A quality toothbrush is at the core of a good daily dental care routine. Using the right toothbrush will contribute to the most complete dental care and keep your teeth and gums healthy in the long term.
The most important thing to realize is that not all toothbrushes are equal - because different people have different needs and preferences. Everyone has their own focal areas for dental hygiene, and the toothbrush you use should target those specific needs.
Your dentist can advise you on the best tool adapted to your oral condition. But generally speaking, your oral care practitioner may recommend you use a soft-bristled toothbrush for a gentler cleaning.
If you have healthy teeth and gums and you’d like to manage plaque efficiently, you can consider soft bristles with extra-thin tips (tapered) for a deep clean below the gum line and between the teeth.
Identifying the right toothbrush features
When it gets down to choosing between brushes, start by looking at the common features of a toothbrush and why they’re important. Not only will this help you choose the right toothbrush, but it can even help you brush more frequently by making brushing simpler. Consider the following features:
Soft, medium and hard bristles
There are three types of bristles: soft, medium and hard. The choice between soft and medium is often based on personal preference. Oral care professionals recommend the use of soft bristles to gently care for your teeth and gums. On the other hand, hard bristles can damage gum tissue and enamel. Some people with gum sensitivity can benefit from extra-soft bristles, which are gentler on the gums and ideal for sensitive teeth.
A toothbrush’s head size should allow you to reach all your teeth while brushing. Most adults achieve good brushing results with a compact toothbrush head (rather than a long one), as it facilitates the handling and control during brushing and reaches your back teeth more easily. Your toothbrush’s head size will also affect handling and maneuverability, allowing for better positioning and control during brushing. When picking a brush, put them side-by-side to see the different sizes.
Bristle type, or the difference between rounded and thin (tapered) tips, can also play an important role in your toothbrush choice. Extra-thin bristles are cut in a special way and get thinner towards the end to reach deeper between the teeth and under the gum line and provide superior cleaning. Check out some examples, including the GUM SONIC DAILY Battery Toothbrush.
Manual vs. Electric
Many people believe electric toothbrushes are more effective at removing plaque. In reality, both manual and power toothbrushes are effective, as long as your brushing technique is good.
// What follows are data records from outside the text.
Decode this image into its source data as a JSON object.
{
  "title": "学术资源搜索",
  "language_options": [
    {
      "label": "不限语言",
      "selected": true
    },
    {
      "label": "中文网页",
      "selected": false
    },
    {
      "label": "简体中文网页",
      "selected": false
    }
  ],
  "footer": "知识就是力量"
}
The choice between a manual and an electric toothbrush ultimately comes down to your own individual comfort and preference.
Electric toothbrushes are best for people who need a little help brushing thoroughly, or for those with mobility issues (like arthritis) that prevent thorough brushing with a manual toothbrush. Additionally, those with sensitive teeth (or those who brush their teeth too hard, such as those who are stressed or in a hurry) may benefit from specialized electric toothbrush modes that put less pressure on the teeth or ones that visually demonstrate how much pressure you’re putting on your teeth. Our GUM SONIC DAILY Battery Toothbrush for example offers a great compromise between ease of use and efficacy.
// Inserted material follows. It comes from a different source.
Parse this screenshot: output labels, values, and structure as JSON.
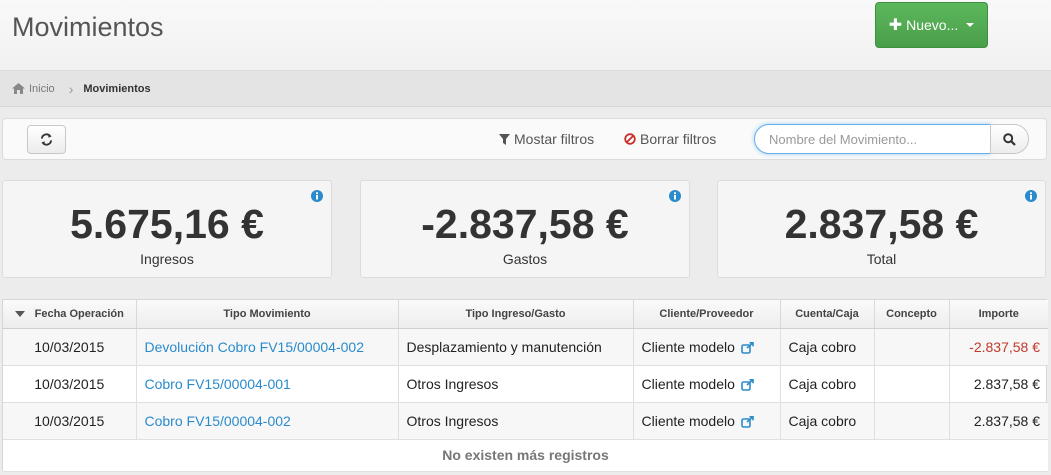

A reminder about toothbrush replacement
A proper toothbrush with all the right features might be great start, but it won’t last forever. Worn-out toothbrushes are less effective  at keeping teeth and gums clean. You should think about replacing your toothbrush approximately every three months or whenever the bristles look worn, splayed or frayed.
During your next dental visit, ask your dentist to recommend a brush for you. Nothing beats a professional recommendation from someone who knows your teeth even better than you do!
Learn more about GUM products and how you can achieve the best at-home oral care possible.
 Zanna FB, Bergoli AD, Werle SB, Antoniazzi RP. Biofilm removal and gingival abrasion with medium and soft toothbrushes. Oral health Prev Dent 2011; 9 (2):177-83
Still have doubts?
Check here our complete guide to know more about why picking the right toothbrush matters and how to identify the right toothbrush features.